Interface dataset entries:

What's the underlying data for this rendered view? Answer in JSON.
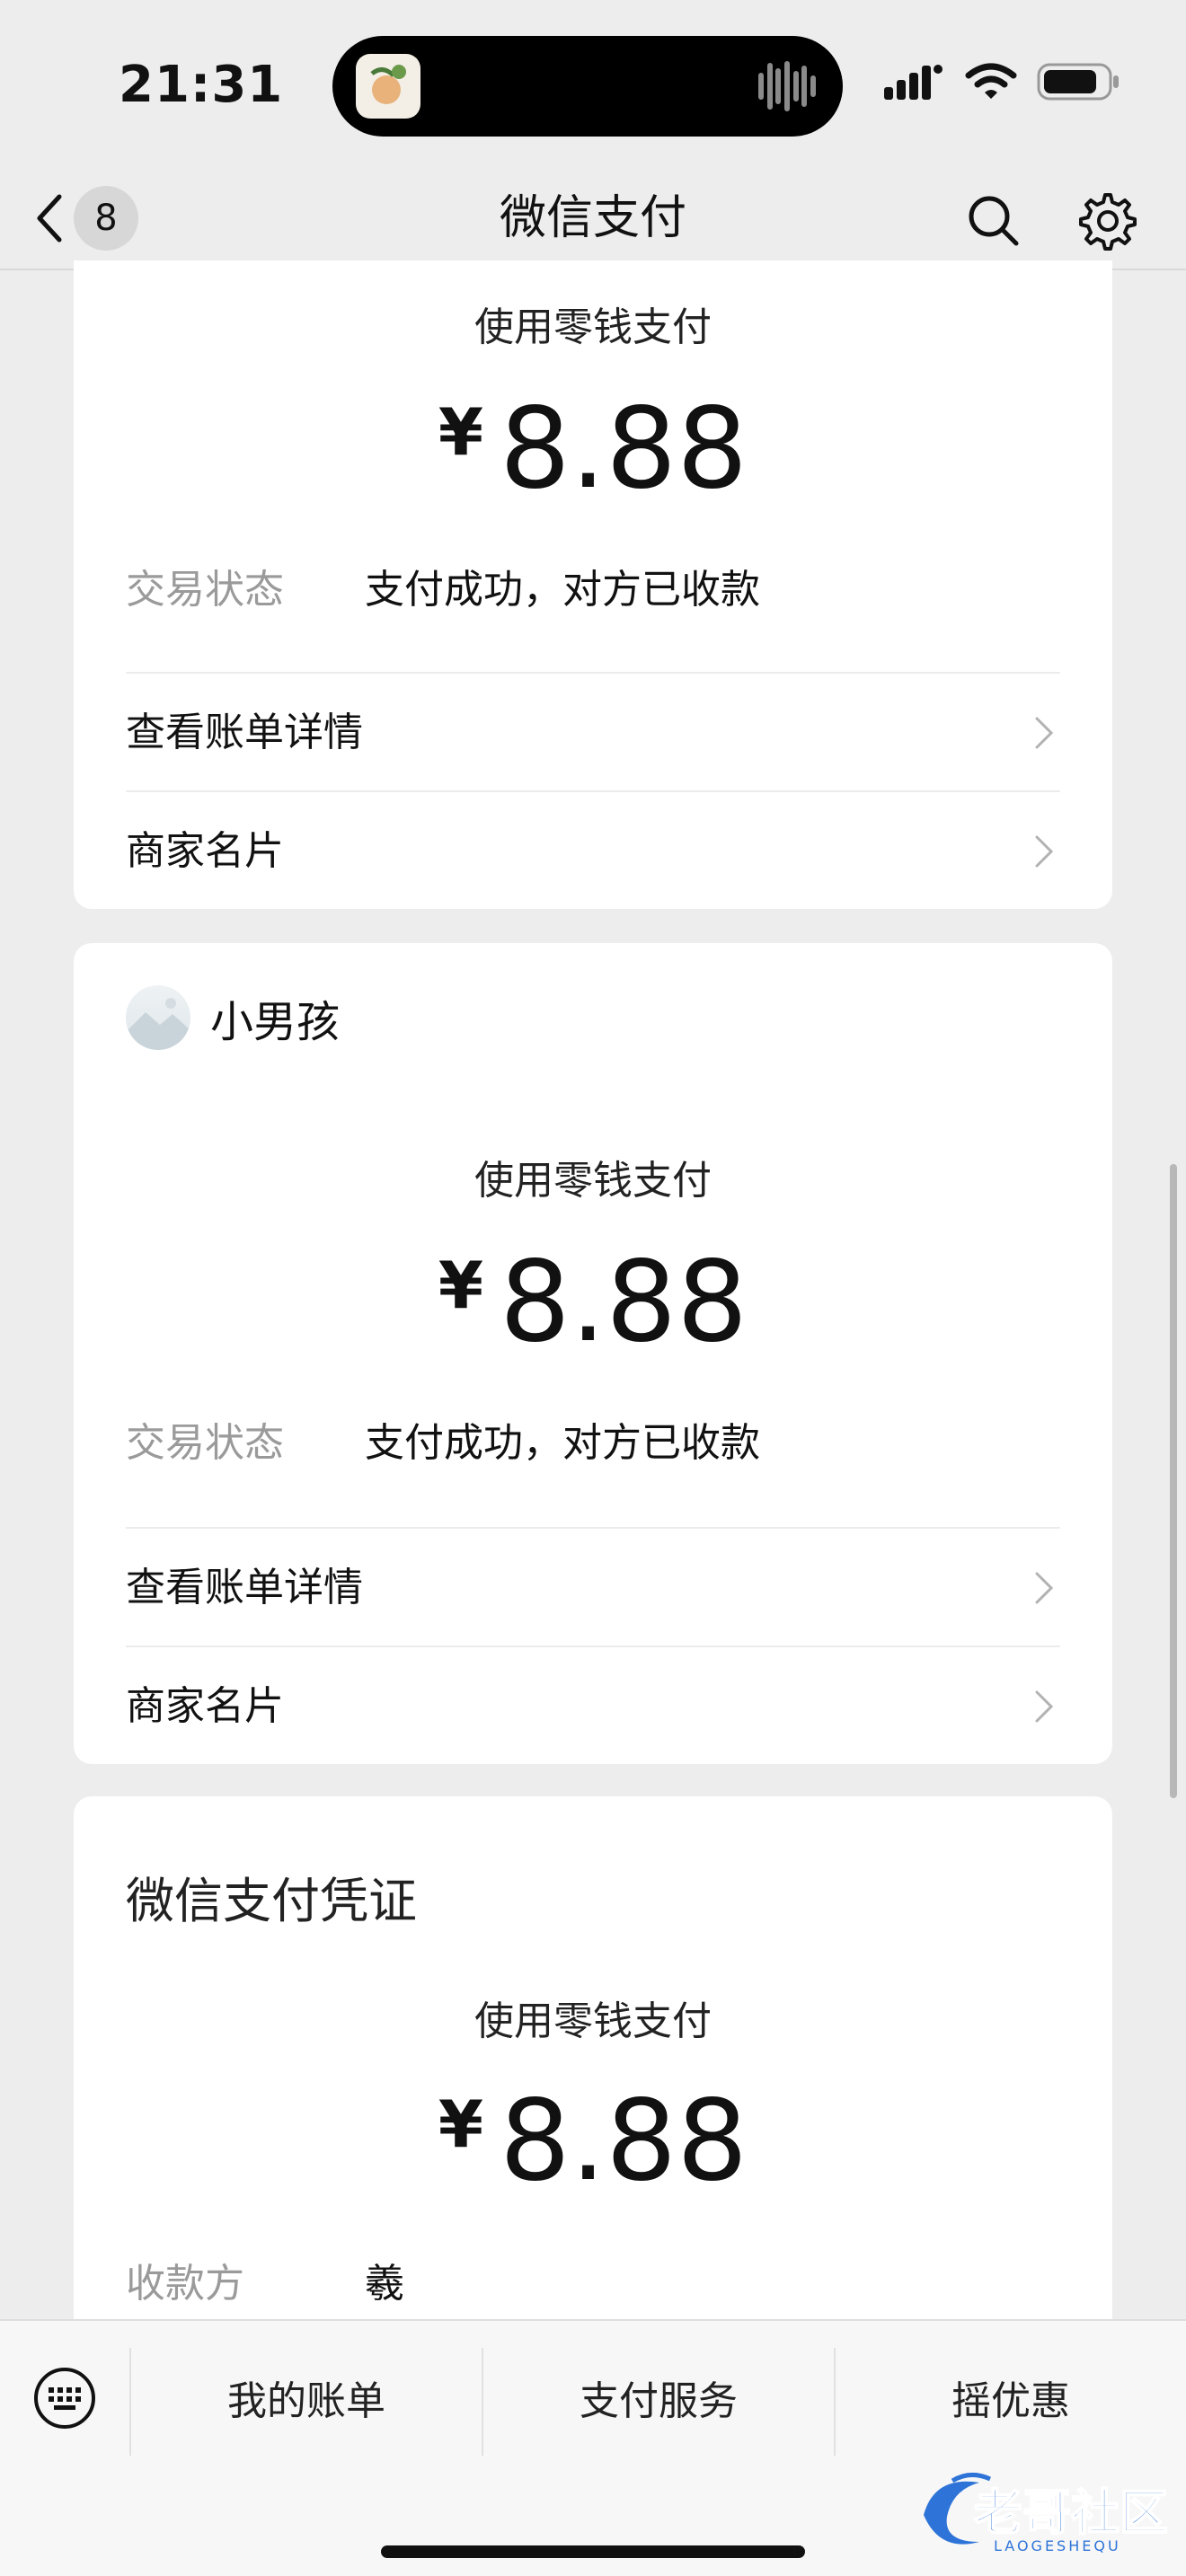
{
  "status_bar": {
    "time": "21:31"
  },
  "nav": {
    "back_count": "8",
    "title": "微信支付"
  },
  "cards": [
    {
      "pay_method": "使用零钱支付",
      "currency": "¥",
      "amount": "8.88",
      "status_key": "交易状态",
      "status_value": "支付成功，对方已收款",
      "rows": [
        "查看账单详情",
        "商家名片"
      ]
    },
    {
      "merchant_name": "小男孩",
      "pay_method": "使用零钱支付",
      "currency": "¥",
      "amount": "8.88",
      "status_key": "交易状态",
      "status_value": "支付成功，对方已收款",
      "rows": [
        "查看账单详情",
        "商家名片"
      ]
    },
    {
      "title": "微信支付凭证",
      "pay_method": "使用零钱支付",
      "currency": "¥",
      "amount": "8.88",
      "payee_key": "收款方",
      "payee_value": "羲"
    }
  ],
  "bottom_menu": [
    "我的账单",
    "支付服务",
    "摇优惠"
  ],
  "watermark": {
    "text": "老哥社区",
    "subtext": "LAOGESHEQU"
  },
  "colors": {
    "background": "#ededed",
    "card": "#ffffff",
    "muted": "#9a9a9a"
  }
}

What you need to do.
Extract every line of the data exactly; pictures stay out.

Response area.
What's the underlying data for this rendered view? Answer in JSON.
{
  "status_bar": {
    "time": "21:31"
  },
  "nav": {
    "back_count": "8",
    "title": "微信支付"
  },
  "cards": [
    {
      "pay_method": "使用零钱支付",
      "currency": "¥",
      "amount": "8.88",
      "status_key": "交易状态",
      "status_value": "支付成功，对方已收款",
      "rows": [
        "查看账单详情",
        "商家名片"
      ]
    },
    {
      "merchant_name": "小男孩",
      "pay_method": "使用零钱支付",
      "currency": "¥",
      "amount": "8.88",
      "status_key": "交易状态",
      "status_value": "支付成功，对方已收款",
      "rows": [
        "查看账单详情",
        "商家名片"
      ]
    },
    {
      "title": "微信支付凭证",
      "pay_method": "使用零钱支付",
      "currency": "¥",
      "amount": "8.88",
      "payee_key": "收款方",
      "payee_value": "羲"
    }
  ],
  "bottom_menu": [
    "我的账单",
    "支付服务",
    "摇优惠"
  ],
  "watermark": {
    "text": "老哥社区",
    "subtext": "LAOGESHEQU"
  },
  "colors": {
    "background": "#ededed",
    "card": "#ffffff",
    "muted": "#9a9a9a"
  }
}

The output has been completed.